Competition laws are economic statutes aimed at promoting and protecting competition in markets. While there is general agreement about the types of conduct deemed to be detrimental to competition, the form and content of competition laws vary. The political economies of individual jurisdictions, and particularly their legal systems and cultures, mean that enforcement of individual provisions is often approached quite differently from jurisdiction to jurisdiction. Even identical statutory provisions may be interpreted quite differently in different countries. What constitutes an appropriate competition law or policy? Various factors influence the competition law and policy choices of individual jurisdictions. These include the size of a jurisdiction, the nature of its markets, and its stage of economic development. Ultimately different jurisdictions choose their laws based on what they perceive to be suitable for their own circumstances. The following articles discuss more fully the competition regimes of Australia, French Polynesia and New Caledonia, which are all Pacific jurisdictions.
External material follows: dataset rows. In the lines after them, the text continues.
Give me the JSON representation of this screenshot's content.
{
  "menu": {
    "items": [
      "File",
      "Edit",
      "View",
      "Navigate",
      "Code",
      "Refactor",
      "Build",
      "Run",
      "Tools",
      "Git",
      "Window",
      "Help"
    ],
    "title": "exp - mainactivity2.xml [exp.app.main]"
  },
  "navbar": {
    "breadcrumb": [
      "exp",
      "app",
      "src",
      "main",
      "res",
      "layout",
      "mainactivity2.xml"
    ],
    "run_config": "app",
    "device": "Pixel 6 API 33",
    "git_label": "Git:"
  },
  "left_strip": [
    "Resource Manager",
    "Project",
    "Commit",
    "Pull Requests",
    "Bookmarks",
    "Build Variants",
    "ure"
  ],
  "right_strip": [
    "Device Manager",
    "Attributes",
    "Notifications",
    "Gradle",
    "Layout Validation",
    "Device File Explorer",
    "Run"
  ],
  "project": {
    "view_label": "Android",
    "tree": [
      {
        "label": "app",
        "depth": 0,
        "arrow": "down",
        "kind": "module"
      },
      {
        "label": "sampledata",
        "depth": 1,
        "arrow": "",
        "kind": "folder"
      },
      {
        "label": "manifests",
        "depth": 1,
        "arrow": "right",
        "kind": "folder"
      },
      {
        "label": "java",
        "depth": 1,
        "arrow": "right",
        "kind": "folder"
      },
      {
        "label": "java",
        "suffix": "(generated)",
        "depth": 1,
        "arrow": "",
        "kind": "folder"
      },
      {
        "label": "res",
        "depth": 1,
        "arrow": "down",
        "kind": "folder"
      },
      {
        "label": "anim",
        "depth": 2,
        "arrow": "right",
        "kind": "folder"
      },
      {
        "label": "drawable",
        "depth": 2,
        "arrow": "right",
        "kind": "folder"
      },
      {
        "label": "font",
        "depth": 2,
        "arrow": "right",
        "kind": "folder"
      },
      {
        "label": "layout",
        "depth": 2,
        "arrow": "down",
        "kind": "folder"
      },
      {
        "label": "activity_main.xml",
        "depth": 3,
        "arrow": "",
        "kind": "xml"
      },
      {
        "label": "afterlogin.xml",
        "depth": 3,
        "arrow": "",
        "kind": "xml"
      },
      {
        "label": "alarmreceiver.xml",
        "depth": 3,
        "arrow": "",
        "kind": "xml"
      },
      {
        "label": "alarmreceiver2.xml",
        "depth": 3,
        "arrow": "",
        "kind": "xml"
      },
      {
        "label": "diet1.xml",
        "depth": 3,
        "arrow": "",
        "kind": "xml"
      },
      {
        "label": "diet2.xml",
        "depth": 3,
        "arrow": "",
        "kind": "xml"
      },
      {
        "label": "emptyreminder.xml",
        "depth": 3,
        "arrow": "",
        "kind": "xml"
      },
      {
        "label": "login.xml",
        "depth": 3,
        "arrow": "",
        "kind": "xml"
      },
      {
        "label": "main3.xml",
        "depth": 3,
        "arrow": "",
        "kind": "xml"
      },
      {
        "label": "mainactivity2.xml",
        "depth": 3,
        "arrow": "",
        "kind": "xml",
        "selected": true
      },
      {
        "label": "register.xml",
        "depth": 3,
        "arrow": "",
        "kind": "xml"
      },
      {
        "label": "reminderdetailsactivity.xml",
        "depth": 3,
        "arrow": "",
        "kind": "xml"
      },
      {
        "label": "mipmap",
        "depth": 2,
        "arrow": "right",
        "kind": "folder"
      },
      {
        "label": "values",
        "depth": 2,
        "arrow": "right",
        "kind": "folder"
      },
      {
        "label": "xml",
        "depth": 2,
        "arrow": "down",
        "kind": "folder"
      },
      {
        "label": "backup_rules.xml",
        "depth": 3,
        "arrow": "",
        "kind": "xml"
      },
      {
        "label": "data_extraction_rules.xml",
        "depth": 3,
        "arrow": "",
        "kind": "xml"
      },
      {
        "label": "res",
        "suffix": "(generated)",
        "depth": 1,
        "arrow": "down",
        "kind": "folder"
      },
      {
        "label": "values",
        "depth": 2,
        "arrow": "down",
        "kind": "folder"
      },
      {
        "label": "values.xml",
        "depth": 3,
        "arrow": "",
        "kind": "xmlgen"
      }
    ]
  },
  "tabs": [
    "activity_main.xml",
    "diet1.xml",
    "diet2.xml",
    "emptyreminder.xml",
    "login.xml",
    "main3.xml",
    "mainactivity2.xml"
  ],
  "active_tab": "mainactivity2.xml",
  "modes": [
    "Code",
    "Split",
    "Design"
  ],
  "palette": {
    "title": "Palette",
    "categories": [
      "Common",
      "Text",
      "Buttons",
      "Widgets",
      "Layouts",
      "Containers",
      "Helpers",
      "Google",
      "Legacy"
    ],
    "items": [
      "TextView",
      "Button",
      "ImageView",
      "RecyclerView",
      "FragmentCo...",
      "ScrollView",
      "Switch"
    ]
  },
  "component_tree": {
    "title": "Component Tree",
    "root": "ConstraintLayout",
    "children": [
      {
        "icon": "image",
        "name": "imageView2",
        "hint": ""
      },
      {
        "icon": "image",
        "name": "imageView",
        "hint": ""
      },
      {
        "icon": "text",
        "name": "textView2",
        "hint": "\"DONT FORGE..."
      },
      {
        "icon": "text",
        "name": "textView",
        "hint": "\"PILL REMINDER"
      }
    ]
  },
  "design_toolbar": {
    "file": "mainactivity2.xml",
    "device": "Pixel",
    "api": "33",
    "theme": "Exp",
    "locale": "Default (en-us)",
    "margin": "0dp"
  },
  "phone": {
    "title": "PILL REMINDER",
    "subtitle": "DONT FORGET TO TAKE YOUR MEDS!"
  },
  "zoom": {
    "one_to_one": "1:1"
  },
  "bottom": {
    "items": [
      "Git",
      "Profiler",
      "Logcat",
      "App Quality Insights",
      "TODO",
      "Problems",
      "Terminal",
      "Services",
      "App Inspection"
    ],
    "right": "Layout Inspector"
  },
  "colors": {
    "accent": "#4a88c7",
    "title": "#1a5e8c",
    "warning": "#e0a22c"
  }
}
French Polynesia and New Caledonia are technically overseas territories of France. New Caledonia has moved towards self-government, but it still depends on financial support from France. Australia is a constitutional monarchy theoretically governed by the Queen of England as head of state, although both the monarch and her vice regal representatives act in accordance with the advice of the government of the day. This material considers issues of commonality and divergence between those regimes, drawing conclusions about the approach to competition law and policy in the Pacific region. It asks: is there a uniform approach within the region?